__Task goal__.
Lines below that include "information" are the answer; copy each one.

*** Opening of Data provided ***

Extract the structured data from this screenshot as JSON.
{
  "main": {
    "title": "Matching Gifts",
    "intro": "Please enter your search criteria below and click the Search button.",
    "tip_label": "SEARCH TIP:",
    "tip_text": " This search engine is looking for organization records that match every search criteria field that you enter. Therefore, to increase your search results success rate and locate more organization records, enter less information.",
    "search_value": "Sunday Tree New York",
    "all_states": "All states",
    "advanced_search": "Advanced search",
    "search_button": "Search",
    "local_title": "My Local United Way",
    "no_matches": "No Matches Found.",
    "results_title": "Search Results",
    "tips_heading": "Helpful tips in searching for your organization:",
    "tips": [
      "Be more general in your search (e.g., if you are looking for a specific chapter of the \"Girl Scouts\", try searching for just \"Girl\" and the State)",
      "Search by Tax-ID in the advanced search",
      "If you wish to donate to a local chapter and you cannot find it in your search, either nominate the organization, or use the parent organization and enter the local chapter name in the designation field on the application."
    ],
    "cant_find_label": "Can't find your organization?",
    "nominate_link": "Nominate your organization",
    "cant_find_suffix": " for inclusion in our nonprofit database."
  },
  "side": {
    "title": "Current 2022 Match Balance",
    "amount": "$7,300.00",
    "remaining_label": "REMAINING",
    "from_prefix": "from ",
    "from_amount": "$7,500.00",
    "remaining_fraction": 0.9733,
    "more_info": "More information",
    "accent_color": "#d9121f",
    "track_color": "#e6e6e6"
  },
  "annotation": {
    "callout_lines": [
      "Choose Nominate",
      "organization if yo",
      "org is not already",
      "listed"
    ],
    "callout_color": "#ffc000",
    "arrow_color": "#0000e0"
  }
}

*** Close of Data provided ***

__Output for this exercise__.
    "tip_text": " This search engine is looking for organization records that match every search criteria field that you enter. Therefore, to increase your search results success rate and locate more organization records, enter less information.",
    "more_info": "More information",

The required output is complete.